PETA, People for the Ethical Treatment of Animals, stirred up a controversy when it put up a post on Twitter saying that the use of horses in wedding ceremonies, a staple in marriages across large parts of India, is “abusive and cruel”. Indian Twitter users were enraged at the animal rights organisation’s comment on a long-held custom in Hindu and Sikh households.

The tweet, by PETA India, said: “Using horses at wedding ceremonies is abusive and cruel”. Soon, Indians started slamming PETA for their position with several Twitter users calling the group 'anti-India and anti-Hindu'.

Avinash MK, a Twitter user, underlined: “Dear PETA, we are not killing horses at wedding ceremonies.” Another user, slammed PETA for what he claimed was hyprocrisy on the part of the animal rights group because it did not criticise riding horses for polo and races or policing.

PETA on the other hand said that spiked bits are torture devices that can injure horses. Radhika Suryavanshi, senior campaign coordinator of PETA India told Indiatimes, “Spiked bits are torture devices that can injure and traumatize horses for live. PETA India is asking couples to have a heart for horses and leave them out of their wedding day celebrations.”

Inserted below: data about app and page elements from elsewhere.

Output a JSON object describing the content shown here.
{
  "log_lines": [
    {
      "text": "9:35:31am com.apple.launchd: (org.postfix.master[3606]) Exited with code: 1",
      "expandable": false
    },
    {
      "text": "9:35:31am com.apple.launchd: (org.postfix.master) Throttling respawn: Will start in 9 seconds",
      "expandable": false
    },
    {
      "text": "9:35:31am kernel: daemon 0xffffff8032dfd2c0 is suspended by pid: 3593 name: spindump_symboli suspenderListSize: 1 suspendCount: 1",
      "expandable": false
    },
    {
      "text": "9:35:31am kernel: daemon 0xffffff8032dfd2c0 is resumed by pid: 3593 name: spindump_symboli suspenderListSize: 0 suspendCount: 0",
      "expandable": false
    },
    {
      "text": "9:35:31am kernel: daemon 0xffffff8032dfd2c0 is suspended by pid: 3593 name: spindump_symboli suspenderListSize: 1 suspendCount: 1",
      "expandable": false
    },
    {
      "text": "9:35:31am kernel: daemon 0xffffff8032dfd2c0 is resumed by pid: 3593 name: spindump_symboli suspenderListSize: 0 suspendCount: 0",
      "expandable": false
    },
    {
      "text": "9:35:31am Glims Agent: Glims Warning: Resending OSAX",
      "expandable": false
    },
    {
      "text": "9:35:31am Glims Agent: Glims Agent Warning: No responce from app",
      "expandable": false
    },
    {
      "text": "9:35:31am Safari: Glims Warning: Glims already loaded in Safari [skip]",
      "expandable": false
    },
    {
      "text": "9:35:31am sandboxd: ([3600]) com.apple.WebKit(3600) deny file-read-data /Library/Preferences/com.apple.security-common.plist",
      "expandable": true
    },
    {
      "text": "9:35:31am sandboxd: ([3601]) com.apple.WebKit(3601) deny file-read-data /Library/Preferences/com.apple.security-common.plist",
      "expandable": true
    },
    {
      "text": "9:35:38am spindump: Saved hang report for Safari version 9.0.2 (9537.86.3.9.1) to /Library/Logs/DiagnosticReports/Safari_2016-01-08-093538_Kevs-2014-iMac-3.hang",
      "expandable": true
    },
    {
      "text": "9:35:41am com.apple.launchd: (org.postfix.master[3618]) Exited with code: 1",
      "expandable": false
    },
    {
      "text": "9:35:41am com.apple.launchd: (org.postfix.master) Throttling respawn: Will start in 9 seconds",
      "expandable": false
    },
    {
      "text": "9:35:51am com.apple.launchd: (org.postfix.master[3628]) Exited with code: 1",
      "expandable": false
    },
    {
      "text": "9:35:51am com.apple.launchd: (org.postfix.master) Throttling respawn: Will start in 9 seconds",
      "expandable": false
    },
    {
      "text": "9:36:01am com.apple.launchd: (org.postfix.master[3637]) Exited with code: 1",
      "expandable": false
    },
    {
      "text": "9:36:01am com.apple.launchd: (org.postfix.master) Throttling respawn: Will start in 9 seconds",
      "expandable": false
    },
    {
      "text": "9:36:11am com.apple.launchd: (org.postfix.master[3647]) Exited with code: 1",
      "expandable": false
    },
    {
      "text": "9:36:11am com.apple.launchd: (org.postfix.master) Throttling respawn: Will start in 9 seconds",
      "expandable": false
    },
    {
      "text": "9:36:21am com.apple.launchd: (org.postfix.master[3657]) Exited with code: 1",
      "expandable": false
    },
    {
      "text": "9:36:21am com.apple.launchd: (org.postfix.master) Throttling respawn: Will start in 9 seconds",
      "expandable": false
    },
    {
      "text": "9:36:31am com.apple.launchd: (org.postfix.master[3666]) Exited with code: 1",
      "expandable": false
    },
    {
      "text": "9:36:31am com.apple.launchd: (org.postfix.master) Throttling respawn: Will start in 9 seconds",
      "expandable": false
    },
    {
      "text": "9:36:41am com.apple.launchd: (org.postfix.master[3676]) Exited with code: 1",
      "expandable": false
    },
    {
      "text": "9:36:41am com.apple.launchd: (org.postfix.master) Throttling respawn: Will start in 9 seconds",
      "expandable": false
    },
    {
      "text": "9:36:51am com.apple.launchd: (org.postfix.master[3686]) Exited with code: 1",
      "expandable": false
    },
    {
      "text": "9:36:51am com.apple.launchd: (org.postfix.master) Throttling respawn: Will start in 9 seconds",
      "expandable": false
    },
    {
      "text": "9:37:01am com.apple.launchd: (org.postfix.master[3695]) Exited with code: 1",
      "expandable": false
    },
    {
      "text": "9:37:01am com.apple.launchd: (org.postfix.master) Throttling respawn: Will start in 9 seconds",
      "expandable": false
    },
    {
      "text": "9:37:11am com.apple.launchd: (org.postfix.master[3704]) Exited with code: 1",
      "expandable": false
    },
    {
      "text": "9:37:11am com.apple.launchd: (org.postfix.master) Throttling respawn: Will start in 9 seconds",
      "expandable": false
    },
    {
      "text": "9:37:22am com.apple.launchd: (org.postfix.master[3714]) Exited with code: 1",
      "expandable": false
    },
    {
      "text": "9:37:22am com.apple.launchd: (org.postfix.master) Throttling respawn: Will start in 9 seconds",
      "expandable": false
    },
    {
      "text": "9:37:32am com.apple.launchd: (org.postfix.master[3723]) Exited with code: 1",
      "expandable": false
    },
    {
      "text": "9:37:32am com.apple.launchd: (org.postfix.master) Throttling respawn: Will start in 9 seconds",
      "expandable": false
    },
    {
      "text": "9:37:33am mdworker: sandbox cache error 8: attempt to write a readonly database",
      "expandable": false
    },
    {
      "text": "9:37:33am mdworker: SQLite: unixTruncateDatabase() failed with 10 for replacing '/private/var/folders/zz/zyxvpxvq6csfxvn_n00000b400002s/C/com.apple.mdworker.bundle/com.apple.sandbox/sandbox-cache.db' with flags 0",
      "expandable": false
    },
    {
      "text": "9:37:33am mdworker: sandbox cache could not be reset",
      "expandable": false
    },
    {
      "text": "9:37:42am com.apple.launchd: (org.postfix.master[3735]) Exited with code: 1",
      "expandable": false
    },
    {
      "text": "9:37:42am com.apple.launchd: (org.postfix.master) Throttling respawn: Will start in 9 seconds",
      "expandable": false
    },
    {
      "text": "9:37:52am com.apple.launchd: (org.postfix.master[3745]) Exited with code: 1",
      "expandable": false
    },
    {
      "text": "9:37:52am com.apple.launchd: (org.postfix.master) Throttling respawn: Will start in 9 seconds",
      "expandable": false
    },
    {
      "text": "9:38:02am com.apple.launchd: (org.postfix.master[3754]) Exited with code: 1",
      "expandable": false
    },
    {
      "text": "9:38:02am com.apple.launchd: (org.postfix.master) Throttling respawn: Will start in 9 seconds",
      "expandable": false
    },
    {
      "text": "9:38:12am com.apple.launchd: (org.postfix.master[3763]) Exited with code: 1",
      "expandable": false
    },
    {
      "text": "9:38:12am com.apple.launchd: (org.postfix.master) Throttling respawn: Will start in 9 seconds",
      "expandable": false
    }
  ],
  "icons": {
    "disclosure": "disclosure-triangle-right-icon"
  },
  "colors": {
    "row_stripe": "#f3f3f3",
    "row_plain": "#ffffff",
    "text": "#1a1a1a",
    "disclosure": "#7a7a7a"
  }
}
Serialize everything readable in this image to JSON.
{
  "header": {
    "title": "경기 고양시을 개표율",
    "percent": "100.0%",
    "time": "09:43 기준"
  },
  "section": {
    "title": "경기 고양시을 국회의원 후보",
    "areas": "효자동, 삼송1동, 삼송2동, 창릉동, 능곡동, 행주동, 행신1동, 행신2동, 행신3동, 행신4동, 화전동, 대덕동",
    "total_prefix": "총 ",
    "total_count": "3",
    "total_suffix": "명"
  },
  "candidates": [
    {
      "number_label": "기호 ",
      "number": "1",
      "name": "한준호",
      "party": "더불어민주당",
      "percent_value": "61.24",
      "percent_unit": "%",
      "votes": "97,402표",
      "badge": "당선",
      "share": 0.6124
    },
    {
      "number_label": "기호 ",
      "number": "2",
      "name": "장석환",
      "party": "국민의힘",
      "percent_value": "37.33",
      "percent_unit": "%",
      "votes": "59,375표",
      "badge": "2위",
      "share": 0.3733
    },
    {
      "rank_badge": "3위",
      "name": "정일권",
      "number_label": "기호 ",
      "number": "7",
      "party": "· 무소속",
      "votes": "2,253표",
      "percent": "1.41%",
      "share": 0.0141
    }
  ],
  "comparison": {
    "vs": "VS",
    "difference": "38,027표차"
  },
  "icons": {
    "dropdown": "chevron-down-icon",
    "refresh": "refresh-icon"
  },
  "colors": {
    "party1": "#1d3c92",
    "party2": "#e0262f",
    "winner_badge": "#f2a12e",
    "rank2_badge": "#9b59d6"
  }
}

Spiked bits are metal devices embedded deep into mouths of animals to maintain control over them. They are composed of two small, hinged metal cylinders covered with spikes (or sharp spirals) that are attached to the mouth. Spiked bits are intended to cut into the horse’s lips and tongue when the reins are pulled and the use of the devices is illegal under rule 8 of The Prevention of Cruelty to Draught and Pack Animals Rules of 1965.

Irrespective, PETA’s stance, which some believed was a criticism of Indian customs did not go down well with many.

PETA started its campaign against use of horses in wedding ceremonies in September, ahead of the wedding season. The group started alerting the public to the cruel practice of using spiked bits to control horses.

Aside from this tweet on horses, PETA also tagged Indian Prime Minister Narendra Modi on Monday asking him to follow the example set by the European Parliament and phase out animal experiments.

People for the Ethical Treatment of Animals (PETA) was established in 1980 in the United States. A non-profit animal rights group, PETA claims to have 9 million members and supporters across the globe.